This year's Food and Beverage Executive Boot Camp hosted by Mazars, a global accounting and consulting firm, was jam packed with industry experts. This was Mazars' fourth installment of the event after it gained massive popularity during their Food and Beverage Forums in New York, New Jersey, and Pennsylvania. The audience was packed with buyers and sellers from every corner of the food and beverage industry.
Amid all the insight that was disseminated from over 20 panelists, one core idea remained consistent; Millennials and tech are the driving force behind the food and beverage market. Millennials dictate demand to buyers, who turn around and start placing orders to their various suppliers, which means every link on the supply chain is affected by the buying trends of Millennials.
The Millennial impact
It should come as a surprise to no one that today's most prevalent audience in the food and beverage space is non other than the Millennials, or those who reached young adulthood after the turn of the century. You may recognize them by their food-spending dollars, however. When it comes to meal times, Millennials are spending 48% of their time eating out, and this number is expected to increase to 52% by the year 2020. Perhaps hand in hand with this statistic, Forbes found that Millennials are also spending 44% of food dollars on eating out.
Is this the beginning of the end for meal prep Sundays and home cooked meals? No, but it does suggest that in the coming years we'll only see these numbers increase as Millennials search every corner of their city for their new favorite Korean Barbecue joint.
The concept of online communications and restaurant marketing were also hammered home last week at Mazars 2017. Millennials are the most informed generation in the history of the restaurant industry. So much information is available on-the-go that Millennials can make purchasing decisions at the drop of a hat and a click of a button. This makes for an increase in volatile buying behavior. Competitive presence online has opened up the floodgates for your restaurant to be lined up and measured against every hole in the wall and chain restaurant in town.
If restaurant owners ignore the demand for online presence and pour efforts into growing the old fashioned way, you're likely to lose out on a considerable chunk of your audience because your restaurant won't even show up as an option. For this reason, it is prudent to invest in establishing your online presence and putting yourself on the only map Millennials are looking at.
BlueCart's Lauren Grisanti joins fellow industry experts as a panelist at the 2017 Mazars Bootcamp. Photo by Paul Lang.
How to get discovered

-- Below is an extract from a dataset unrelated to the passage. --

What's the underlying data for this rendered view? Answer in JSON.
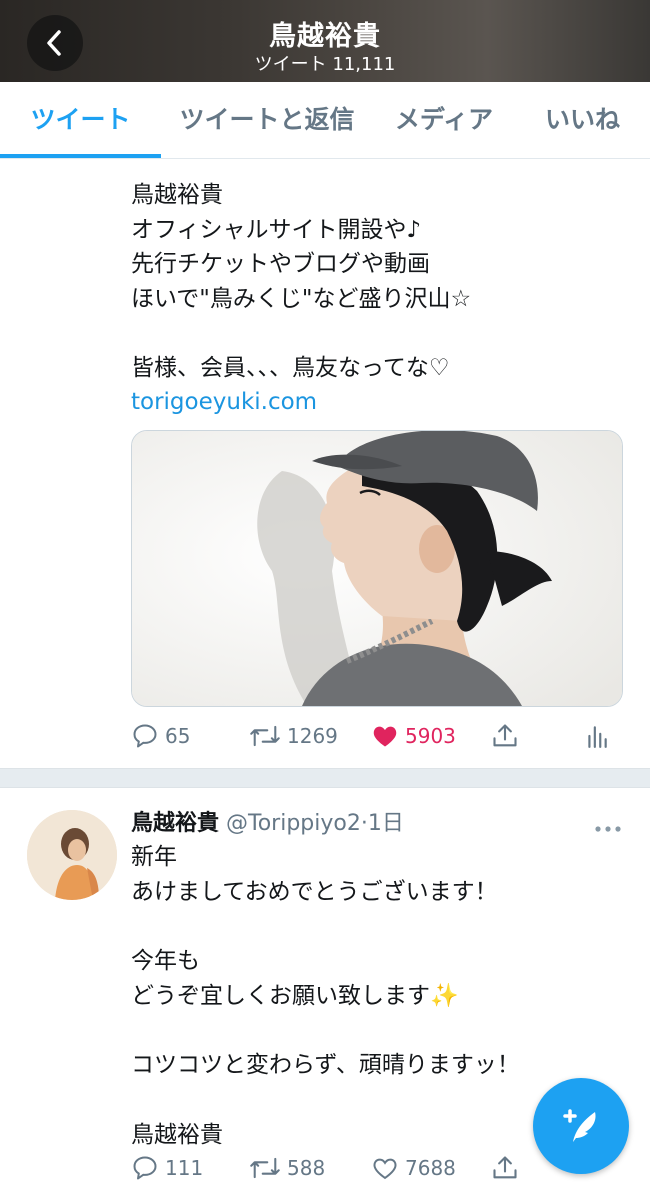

Website, social media, and reviews. These 3 tools will be your greatest weapon for filling empty seats at your tables.
Building your website: your business website will often be the last thing potential customers see before they make a decision. A clear, simple, and easy to navigate website is the key for getting a concise message across to your customers. That message should be unique to you, and should convey your mission and passion for your craft. It's also a destination spot for your branding, which should be coordinated on your social channels as well.

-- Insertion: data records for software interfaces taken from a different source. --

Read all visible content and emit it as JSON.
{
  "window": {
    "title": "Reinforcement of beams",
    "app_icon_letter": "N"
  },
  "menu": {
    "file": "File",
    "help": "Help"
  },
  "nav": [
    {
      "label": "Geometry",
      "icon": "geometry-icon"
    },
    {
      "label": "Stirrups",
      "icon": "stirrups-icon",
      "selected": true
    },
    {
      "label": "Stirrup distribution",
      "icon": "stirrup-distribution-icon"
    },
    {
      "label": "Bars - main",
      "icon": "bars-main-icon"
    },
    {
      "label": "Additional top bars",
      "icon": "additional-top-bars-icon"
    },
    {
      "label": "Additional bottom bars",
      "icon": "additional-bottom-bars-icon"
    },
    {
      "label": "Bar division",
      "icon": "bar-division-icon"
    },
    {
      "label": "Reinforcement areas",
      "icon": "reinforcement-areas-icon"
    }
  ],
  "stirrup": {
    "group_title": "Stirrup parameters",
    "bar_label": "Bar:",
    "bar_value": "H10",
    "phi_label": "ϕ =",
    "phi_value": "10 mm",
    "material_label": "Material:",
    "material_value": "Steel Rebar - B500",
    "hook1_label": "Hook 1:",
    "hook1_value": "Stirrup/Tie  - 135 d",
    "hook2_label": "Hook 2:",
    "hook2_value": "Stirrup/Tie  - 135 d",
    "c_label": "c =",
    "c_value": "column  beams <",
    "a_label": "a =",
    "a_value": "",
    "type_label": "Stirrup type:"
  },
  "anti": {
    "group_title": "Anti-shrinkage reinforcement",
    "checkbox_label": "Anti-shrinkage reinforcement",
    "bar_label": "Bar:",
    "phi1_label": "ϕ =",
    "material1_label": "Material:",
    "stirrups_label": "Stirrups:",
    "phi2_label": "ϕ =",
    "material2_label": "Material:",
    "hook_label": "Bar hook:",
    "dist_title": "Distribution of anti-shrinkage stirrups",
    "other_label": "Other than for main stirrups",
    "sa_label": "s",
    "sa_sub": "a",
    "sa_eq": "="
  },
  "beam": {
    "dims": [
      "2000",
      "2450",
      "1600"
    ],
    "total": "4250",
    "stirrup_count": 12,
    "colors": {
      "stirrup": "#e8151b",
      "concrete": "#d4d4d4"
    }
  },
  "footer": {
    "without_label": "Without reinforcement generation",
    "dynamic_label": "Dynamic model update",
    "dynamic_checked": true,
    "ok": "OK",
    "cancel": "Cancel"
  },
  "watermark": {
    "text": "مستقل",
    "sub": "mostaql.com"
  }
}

Engaging on social media: remember, anonymity is your enemy. Think of social media as a garden for your brand. Attentiveness and persistent effort will eventually give way to a self-sustaining channel for everything from fun new menu items to sales and promotions. This is your chance to interact and engage with your customers while spreading content about your business, something that restaurants and suppliers that were established a little under 2 decades ago weren't able to take advantage of.

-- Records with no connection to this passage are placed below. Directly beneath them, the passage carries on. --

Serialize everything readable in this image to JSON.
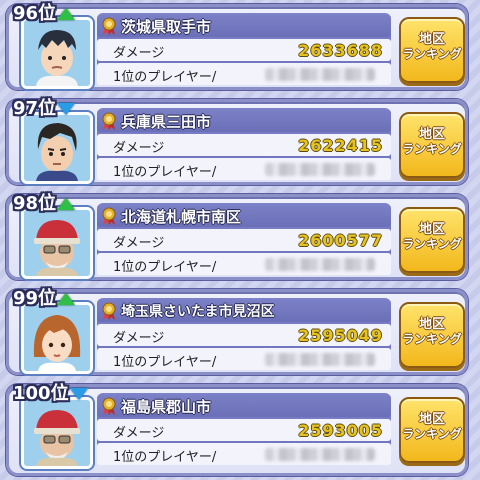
{
  "labels": {
    "damage": "ダメージ",
    "top_player": "1位のプレイヤー/",
    "button_line1": "地区",
    "button_line2": "ランキング"
  },
  "colors": {
    "up_arrow": "#2fbf46",
    "down_arrow": "#2a9be6",
    "damage_text": "#e7c322",
    "button": "#f2b81c"
  },
  "entries": [
    {
      "rank": "96位",
      "trend": "up",
      "region": "茨城県取手市",
      "damage": "2633688",
      "character": "boy-short-hair"
    },
    {
      "rank": "97位",
      "trend": "down",
      "region": "兵庫県三田市",
      "damage": "2622415",
      "character": "man-dark-hair"
    },
    {
      "rank": "98位",
      "trend": "up",
      "region": "北海道札幌市南区",
      "damage": "2600577",
      "character": "old-man-red-hat"
    },
    {
      "rank": "99位",
      "trend": "up",
      "region": "埼玉県さいたま市見沼区",
      "damage": "2595049",
      "character": "girl-brown-hair"
    },
    {
      "rank": "100位",
      "trend": "down",
      "region": "福島県郡山市",
      "damage": "2593005",
      "character": "old-man-red-hat"
    }
  ]
}
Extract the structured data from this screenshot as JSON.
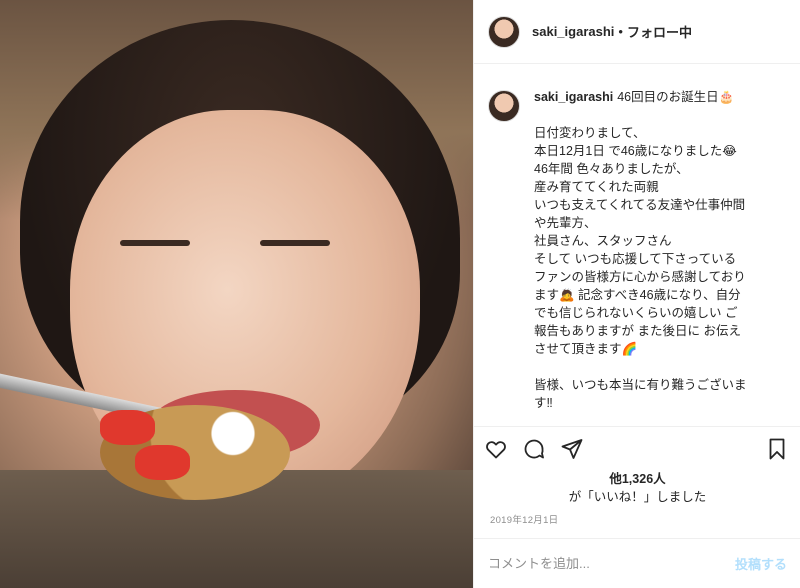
{
  "post": {
    "photo_alt": "",
    "header": {
      "username": "saki_igarashi",
      "separator": "•",
      "follow_status": "フォロー中"
    },
    "caption": {
      "username": "saki_igarashi",
      "text": "46回目のお誕生日🎂\n\n日付変わりまして、\n本日12月1日 で46歳になりました😂\n46年間 色々ありましたが、\n産み育ててくれた両親\nいつも支えてくれてる友達や仕事仲間\nや先輩方、\n社員さん、スタッフさん\nそして いつも応援して下さっている\nファンの皆様方に心から感謝しており\nます🙇 記念すべき46歳になり、自分\nでも信じられないくらいの嬉しい ご\n報告もありますが また後日に お伝え\nさせて頂きます🌈\n\n皆様、いつも本当に有り難うございま\nす‼︎"
    },
    "actions": {
      "like_icon": "heart-icon",
      "comment_icon": "comment-icon",
      "share_icon": "send-icon",
      "save_icon": "bookmark-icon"
    },
    "likes": {
      "count_text": "他1,326人",
      "suffix_text": "が「いいね！」しました"
    },
    "date": "2019年12月1日",
    "comment": {
      "placeholder": "コメントを追加...",
      "post_label": "投稿する"
    }
  },
  "colors": {
    "text": "#262626",
    "secondary": "#8e8e8e",
    "border": "#efefef",
    "post_disabled": "#b2dffc"
  }
}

Reviews: the good, the bad, and the disgruntled: Yelp has become a titan of influence over the last decade. Getting your business on Yelp is Online Presence 101, a necessary step for putting your business in front of Millennials. Opening the door for reviews is a fantastic way to turn your everyday customers into loyal brand ambassadors, and ultimately sales reps for your small business. And remember, if you're afraid of what might be said about your business in a review, then you probably have some work to do internally.
Tech is here to stay
If there were any doubts before, the experts at Mazars 2017 made it exceedingly clear; tech is here to stay. Closing your eyes and conducting business with paper and a pencil simply isn't sustainable, and the sooner you adopt tech solutions into your restaurants the sooner you can start realizing a significant jump in ROI.
This goes for both buyers and suppliers in the hospitality space. Right now, as you're reading this, there is a tech solution that exists for every corner of your front and back of house. From procurement to inventory and accounting to CRM, the solution is there. It's up to you to do your due diligence to find the right tool for your business. The post 2010 market has brought us a seemingly infinite amount of startups aimed at helping operators in the food and beverage space, creating a lot of noise that makes your perfect solution often hard to discover.
Business management solutions, like BlueCart, are ushering in new and sustainable ways to manage operations, budgeting, inventory, procurement, and CRM all from one destination. Rather than adopt 12 platforms to provide a solution for each aspect of your business, BlueCart consolidated multi-level features that serve restaurants, suppliers, distributors, and wholesalers onto a single platform. This is the kind of transformative technology that held the spotlight at Mazars 2017, and the sooner buyers and suppliers adopt these solutions, the quicker they can get out ahead of the pack and accelerate growth.